(Data about app and page elements)
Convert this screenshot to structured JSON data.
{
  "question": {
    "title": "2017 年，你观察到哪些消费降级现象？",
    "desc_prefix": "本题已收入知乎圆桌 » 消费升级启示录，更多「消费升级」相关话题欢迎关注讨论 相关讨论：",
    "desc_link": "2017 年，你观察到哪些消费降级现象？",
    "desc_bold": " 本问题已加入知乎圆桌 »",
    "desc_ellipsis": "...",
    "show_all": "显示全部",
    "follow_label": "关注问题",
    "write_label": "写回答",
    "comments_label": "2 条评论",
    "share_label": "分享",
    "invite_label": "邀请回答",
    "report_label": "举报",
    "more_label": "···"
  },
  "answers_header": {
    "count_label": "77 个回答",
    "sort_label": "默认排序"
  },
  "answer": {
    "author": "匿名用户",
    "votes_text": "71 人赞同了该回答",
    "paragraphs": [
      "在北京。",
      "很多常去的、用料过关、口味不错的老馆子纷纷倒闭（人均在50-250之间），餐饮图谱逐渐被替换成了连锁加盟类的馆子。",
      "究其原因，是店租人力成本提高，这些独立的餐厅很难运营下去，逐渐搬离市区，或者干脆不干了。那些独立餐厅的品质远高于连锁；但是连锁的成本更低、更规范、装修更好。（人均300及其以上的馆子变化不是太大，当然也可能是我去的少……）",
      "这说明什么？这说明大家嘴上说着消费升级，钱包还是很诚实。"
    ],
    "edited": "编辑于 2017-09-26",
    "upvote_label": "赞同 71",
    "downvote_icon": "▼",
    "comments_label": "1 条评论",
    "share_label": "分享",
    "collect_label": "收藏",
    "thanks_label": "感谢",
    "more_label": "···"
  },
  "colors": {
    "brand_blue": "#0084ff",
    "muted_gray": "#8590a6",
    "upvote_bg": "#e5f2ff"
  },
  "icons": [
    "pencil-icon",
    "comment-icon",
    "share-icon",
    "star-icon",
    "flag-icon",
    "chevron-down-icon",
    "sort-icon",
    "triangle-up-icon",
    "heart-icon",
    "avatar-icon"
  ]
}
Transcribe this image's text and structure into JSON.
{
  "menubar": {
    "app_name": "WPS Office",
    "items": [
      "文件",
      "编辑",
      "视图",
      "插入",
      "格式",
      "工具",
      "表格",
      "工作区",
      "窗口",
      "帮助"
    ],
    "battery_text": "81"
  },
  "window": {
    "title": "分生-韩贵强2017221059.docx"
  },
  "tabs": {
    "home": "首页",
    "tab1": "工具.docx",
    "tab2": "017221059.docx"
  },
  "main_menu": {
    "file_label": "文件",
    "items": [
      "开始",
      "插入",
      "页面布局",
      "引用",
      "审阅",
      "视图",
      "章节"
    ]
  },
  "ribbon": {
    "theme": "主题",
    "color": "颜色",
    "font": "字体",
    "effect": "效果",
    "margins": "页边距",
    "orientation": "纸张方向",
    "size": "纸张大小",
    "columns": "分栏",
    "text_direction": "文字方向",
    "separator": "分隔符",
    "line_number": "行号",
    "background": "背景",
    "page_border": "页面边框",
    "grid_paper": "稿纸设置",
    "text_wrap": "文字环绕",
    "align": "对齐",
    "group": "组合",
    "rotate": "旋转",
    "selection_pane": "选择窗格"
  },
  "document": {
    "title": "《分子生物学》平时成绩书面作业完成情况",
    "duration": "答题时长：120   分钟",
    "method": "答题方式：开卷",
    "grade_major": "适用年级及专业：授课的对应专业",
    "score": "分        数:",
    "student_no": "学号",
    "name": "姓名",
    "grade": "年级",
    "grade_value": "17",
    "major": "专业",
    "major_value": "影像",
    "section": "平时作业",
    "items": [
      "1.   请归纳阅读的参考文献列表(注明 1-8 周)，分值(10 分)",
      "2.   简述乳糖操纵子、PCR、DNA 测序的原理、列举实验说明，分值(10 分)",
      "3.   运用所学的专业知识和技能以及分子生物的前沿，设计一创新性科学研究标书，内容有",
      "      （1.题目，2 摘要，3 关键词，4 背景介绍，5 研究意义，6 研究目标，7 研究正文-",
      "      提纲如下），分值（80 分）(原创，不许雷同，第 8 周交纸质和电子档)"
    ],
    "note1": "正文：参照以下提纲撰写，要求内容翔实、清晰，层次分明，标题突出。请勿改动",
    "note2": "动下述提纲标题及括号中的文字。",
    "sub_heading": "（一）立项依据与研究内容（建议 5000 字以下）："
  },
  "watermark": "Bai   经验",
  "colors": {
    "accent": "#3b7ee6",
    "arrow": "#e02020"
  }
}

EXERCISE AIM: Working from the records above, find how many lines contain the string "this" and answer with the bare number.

RESULT OF THE EXERCISE: 2